What the task asks: The answer should be an exact copy of the data.

· · ·

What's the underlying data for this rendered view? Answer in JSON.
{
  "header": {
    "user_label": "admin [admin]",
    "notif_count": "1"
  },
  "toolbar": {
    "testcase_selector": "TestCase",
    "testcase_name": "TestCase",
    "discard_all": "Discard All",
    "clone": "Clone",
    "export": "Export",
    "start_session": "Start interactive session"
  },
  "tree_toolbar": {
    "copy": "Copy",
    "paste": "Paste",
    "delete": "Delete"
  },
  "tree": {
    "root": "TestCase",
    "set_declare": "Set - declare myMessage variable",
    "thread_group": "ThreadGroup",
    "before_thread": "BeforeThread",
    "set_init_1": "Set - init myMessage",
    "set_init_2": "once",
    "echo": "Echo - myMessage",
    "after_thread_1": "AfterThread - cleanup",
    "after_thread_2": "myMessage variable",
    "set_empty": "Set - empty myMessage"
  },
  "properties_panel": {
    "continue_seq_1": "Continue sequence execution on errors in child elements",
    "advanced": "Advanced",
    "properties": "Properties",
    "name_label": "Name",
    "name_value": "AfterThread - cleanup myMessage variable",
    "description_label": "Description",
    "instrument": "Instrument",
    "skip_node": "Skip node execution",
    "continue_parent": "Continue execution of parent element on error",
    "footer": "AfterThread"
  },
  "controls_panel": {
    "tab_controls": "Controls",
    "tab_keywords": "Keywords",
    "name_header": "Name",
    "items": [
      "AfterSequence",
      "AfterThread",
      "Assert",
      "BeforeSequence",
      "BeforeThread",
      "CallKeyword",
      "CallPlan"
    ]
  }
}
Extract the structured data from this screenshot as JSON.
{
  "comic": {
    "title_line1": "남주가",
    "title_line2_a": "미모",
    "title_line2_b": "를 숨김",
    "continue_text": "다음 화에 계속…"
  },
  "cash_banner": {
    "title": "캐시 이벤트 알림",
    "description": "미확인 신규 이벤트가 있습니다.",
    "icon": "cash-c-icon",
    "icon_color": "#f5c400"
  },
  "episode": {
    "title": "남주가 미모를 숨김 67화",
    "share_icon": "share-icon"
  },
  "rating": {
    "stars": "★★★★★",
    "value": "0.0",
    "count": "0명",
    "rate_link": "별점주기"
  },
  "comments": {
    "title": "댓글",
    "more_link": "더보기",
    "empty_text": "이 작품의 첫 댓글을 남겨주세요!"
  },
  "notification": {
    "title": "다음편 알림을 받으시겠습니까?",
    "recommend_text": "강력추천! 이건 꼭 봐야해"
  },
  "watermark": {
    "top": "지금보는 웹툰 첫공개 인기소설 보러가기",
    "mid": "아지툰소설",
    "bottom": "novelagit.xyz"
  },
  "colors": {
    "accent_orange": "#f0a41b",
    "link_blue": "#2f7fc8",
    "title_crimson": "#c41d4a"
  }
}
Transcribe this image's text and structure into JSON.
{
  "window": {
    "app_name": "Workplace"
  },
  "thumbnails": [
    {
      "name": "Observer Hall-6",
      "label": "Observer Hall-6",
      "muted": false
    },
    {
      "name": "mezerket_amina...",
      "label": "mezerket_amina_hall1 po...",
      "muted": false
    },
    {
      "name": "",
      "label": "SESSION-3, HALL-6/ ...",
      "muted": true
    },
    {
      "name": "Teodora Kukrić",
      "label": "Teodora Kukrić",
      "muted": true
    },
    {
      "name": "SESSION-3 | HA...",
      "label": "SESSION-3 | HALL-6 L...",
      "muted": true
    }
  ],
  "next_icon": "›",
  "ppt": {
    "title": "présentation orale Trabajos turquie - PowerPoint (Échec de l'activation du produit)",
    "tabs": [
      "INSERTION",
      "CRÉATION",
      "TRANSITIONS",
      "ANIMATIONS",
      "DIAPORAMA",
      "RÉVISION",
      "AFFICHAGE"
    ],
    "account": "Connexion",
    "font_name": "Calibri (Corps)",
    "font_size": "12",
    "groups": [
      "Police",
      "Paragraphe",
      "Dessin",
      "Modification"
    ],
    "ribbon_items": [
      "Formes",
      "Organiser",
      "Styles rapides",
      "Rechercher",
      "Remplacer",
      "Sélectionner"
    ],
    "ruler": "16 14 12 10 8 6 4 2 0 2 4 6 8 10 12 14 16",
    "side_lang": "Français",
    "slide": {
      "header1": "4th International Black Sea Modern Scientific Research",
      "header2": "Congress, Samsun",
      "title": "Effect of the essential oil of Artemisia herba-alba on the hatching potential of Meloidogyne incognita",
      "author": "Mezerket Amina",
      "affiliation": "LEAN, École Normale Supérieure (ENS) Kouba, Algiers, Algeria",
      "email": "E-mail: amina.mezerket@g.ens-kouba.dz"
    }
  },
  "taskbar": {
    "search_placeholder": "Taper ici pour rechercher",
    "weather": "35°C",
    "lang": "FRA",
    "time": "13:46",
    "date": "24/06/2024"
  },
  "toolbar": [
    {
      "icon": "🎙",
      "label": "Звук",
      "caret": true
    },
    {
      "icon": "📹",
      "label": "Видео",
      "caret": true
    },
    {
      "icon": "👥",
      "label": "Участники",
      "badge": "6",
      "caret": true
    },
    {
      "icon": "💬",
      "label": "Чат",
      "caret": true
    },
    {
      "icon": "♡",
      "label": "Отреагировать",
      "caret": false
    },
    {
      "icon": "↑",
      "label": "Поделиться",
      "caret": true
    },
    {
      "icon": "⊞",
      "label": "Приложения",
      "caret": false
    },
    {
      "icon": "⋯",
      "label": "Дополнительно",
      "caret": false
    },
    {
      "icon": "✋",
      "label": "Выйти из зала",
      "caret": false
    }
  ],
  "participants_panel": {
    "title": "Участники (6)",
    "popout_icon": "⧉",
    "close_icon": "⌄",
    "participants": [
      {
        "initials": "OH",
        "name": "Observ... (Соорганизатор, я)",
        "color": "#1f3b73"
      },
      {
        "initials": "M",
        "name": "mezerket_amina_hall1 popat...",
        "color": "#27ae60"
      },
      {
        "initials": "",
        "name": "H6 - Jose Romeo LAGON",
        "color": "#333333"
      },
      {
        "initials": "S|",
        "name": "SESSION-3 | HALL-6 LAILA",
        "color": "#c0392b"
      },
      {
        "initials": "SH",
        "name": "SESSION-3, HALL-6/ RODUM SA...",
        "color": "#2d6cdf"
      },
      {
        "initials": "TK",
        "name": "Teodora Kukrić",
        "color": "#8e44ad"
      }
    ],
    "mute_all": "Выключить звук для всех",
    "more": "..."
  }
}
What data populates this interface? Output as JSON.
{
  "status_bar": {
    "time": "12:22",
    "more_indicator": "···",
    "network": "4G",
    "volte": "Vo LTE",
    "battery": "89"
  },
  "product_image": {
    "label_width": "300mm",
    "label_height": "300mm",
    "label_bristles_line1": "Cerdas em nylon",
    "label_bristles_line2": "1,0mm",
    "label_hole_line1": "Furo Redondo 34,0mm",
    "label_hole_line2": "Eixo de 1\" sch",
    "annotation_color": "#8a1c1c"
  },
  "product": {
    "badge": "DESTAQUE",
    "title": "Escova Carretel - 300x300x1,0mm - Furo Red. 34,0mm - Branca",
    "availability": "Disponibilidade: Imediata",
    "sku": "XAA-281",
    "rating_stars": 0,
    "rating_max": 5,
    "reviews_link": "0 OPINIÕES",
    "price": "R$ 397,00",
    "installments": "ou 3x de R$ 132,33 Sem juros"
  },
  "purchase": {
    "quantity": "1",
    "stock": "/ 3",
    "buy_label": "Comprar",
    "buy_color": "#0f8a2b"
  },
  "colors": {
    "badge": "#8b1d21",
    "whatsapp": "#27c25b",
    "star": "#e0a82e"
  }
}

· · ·

Worked solution:
What's the underlying data for this rendered view? Answer in JSON.
{
  "header": {
    "user_label": "admin [admin]",
    "notif_count": "1"
  },
  "toolbar": {
    "testcase_selector": "TestCase",
    "testcase_name": "TestCase",
    "discard_all": "Discard All",
    "clone": "Clone",
    "export": "Export",
    "start_session": "Start interactive session"
  },
  "tree_toolbar": {
    "copy": "Copy",
    "paste": "Paste",
    "delete": "Delete"
  },
  "tree": {
    "root": "TestCase",
    "set_declare": "Set - declare myMessage variable",
    "thread_group": "ThreadGroup",
    "before_thread": "BeforeThread",
    "set_init_1": "Set - init myMessage",
    "set_init_2": "once",
    "echo": "Echo - myMessage",
    "after_thread_1": "AfterThread - cleanup",
    "after_thread_2": "myMessage variable",
    "set_empty": "Set - empty myMessage"
  },
  "properties_panel": {
    "continue_seq_1": "Continue sequence execution on errors in child elements",
    "advanced": "Advanced",
    "properties": "Properties",
    "name_label": "Name",
    "name_value": "AfterThread - cleanup myMessage variable",
    "description_label": "Description",
    "instrument": "Instrument",
    "skip_node": "Skip node execution",
    "continue_parent": "Continue execution of parent element on error",
    "footer": "AfterThread"
  },
  "controls_panel": {
    "tab_controls": "Controls",
    "tab_keywords": "Keywords",
    "name_header": "Name",
    "items": [
      "AfterSequence",
      "AfterThread",
      "Assert",
      "BeforeSequence",
      "BeforeThread",
      "CallKeyword",
      "CallPlan"
    ]
  }
}
Extract the structured data from this screenshot as JSON.
{
  "comic": {
    "title_line1": "남주가",
    "title_line2_a": "미모",
    "title_line2_b": "를 숨김",
    "continue_text": "다음 화에 계속…"
  },
  "cash_banner": {
    "title": "캐시 이벤트 알림",
    "description": "미확인 신규 이벤트가 있습니다.",
    "icon": "cash-c-icon",
    "icon_color": "#f5c400"
  },
  "episode": {
    "title": "남주가 미모를 숨김 67화",
    "share_icon": "share-icon"
  },
  "rating": {
    "stars": "★★★★★",
    "value": "0.0",
    "count": "0명",
    "rate_link": "별점주기"
  },
  "comments": {
    "title": "댓글",
    "more_link": "더보기",
    "empty_text": "이 작품의 첫 댓글을 남겨주세요!"
  },
  "notification": {
    "title": "다음편 알림을 받으시겠습니까?",
    "recommend_text": "강력추천! 이건 꼭 봐야해"
  },
  "watermark": {
    "top": "지금보는 웹툰 첫공개 인기소설 보러가기",
    "mid": "아지툰소설",
    "bottom": "novelagit.xyz"
  },
  "colors": {
    "accent_orange": "#f0a41b",
    "link_blue": "#2f7fc8",
    "title_crimson": "#c41d4a"
  }
}
Transcribe this image's text and structure into JSON.
{
  "window": {
    "app_name": "Workplace"
  },
  "thumbnails": [
    {
      "name": "Observer Hall-6",
      "label": "Observer Hall-6",
      "muted": false
    },
    {
      "name": "mezerket_amina...",
      "label": "mezerket_amina_hall1 po...",
      "muted": false
    },
    {
      "name": "",
      "label": "SESSION-3, HALL-6/ ...",
      "muted": true
    },
    {
      "name": "Teodora Kukrić",
      "label": "Teodora Kukrić",
      "muted": true
    },
    {
      "name": "SESSION-3 | HA...",
      "label": "SESSION-3 | HALL-6 L...",
      "muted": true
    }
  ],
  "next_icon": "›",
  "ppt": {
    "title": "présentation orale Trabajos turquie - PowerPoint (Échec de l'activation du produit)",
    "tabs": [
      "INSERTION",
      "CRÉATION",
      "TRANSITIONS",
      "ANIMATIONS",
      "DIAPORAMA",
      "RÉVISION",
      "AFFICHAGE"
    ],
    "account": "Connexion",
    "font_name": "Calibri (Corps)",
    "font_size": "12",
    "groups": [
      "Police",
      "Paragraphe",
      "Dessin",
      "Modification"
    ],
    "ribbon_items": [
      "Formes",
      "Organiser",
      "Styles rapides",
      "Rechercher",
      "Remplacer",
      "Sélectionner"
    ],
    "ruler": "16 14 12 10 8 6 4 2 0 2 4 6 8 10 12 14 16",
    "side_lang": "Français",
    "slide": {
      "header1": "4th International Black Sea Modern Scientific Research",
      "header2": "Congress, Samsun",
      "title": "Effect of the essential oil of Artemisia herba-alba on the hatching potential of Meloidogyne incognita",
      "author": "Mezerket Amina",
      "affiliation": "LEAN, École Normale Supérieure (ENS) Kouba, Algiers, Algeria",
      "email": "E-mail: amina.mezerket@g.ens-kouba.dz"
    }
  },
  "taskbar": {
    "search_placeholder": "Taper ici pour rechercher",
    "weather": "35°C",
    "lang": "FRA",
    "time": "13:46",
    "date": "24/06/2024"
  },
  "toolbar": [
    {
      "icon": "🎙",
      "label": "Звук",
      "caret": true
    },
    {
      "icon": "📹",
      "label": "Видео",
      "caret": true
    },
    {
      "icon": "👥",
      "label": "Участники",
      "badge": "6",
      "caret": true
    },
    {
      "icon": "💬",
      "label": "Чат",
      "caret": true
    },
    {
      "icon": "♡",
      "label": "Отреагировать",
      "caret": false
    },
    {
      "icon": "↑",
      "label": "Поделиться",
      "caret": true
    },
    {
      "icon": "⊞",
      "label": "Приложения",
      "caret": false
    },
    {
      "icon": "⋯",
      "label": "Дополнительно",
      "caret": false
    },
    {
      "icon": "✋",
      "label": "Выйти из зала",
      "caret": false
    }
  ],
  "participants_panel": {
    "title": "Участники (6)",
    "popout_icon": "⧉",
    "close_icon": "⌄",
    "participants": [
      {
        "initials": "OH",
        "name": "Observ... (Соорганизатор, я)",
        "color": "#1f3b73"
      },
      {
        "initials": "M",
        "name": "mezerket_amina_hall1 popat...",
        "color": "#27ae60"
      },
      {
        "initials": "",
        "name": "H6 - Jose Romeo LAGON",
        "color": "#333333"
      },
      {
        "initials": "S|",
        "name": "SESSION-3 | HALL-6 LAILA",
        "color": "#c0392b"
      },
      {
        "initials": "SH",
        "name": "SESSION-3, HALL-6/ RODUM SA...",
        "color": "#2d6cdf"
      },
      {
        "initials": "TK",
        "name": "Teodora Kukrić",
        "color": "#8e44ad"
      }
    ],
    "mute_all": "Выключить звук для всех",
    "more": "..."
  }
}
What data populates this interface? Output as JSON.
{
  "status_bar": {
    "time": "12:22",
    "more_indicator": "···",
    "network": "4G",
    "volte": "Vo LTE",
    "battery": "89"
  },
  "product_image": {
    "label_width": "300mm",
    "label_height": "300mm",
    "label_bristles_line1": "Cerdas em nylon",
    "label_bristles_line2": "1,0mm",
    "label_hole_line1": "Furo Redondo 34,0mm",
    "label_hole_line2": "Eixo de 1\" sch",
    "annotation_color": "#8a1c1c"
  },
  "product": {
    "badge": "DESTAQUE",
    "title": "Escova Carretel - 300x300x1,0mm - Furo Red. 34,0mm - Branca",
    "availability": "Disponibilidade: Imediata",
    "sku": "XAA-281",
    "rating_stars": 0,
    "rating_max": 5,
    "reviews_link": "0 OPINIÕES",
    "price": "R$ 397,00",
    "installments": "ou 3x de R$ 132,33 Sem juros"
  },
  "purchase": {
    "quantity": "1",
    "stock": "/ 3",
    "buy_label": "Comprar",
    "buy_color": "#0f8a2b"
  },
  "colors": {
    "badge": "#8b1d21",
    "whatsapp": "#27c25b",
    "star": "#e0a82e"
  }
}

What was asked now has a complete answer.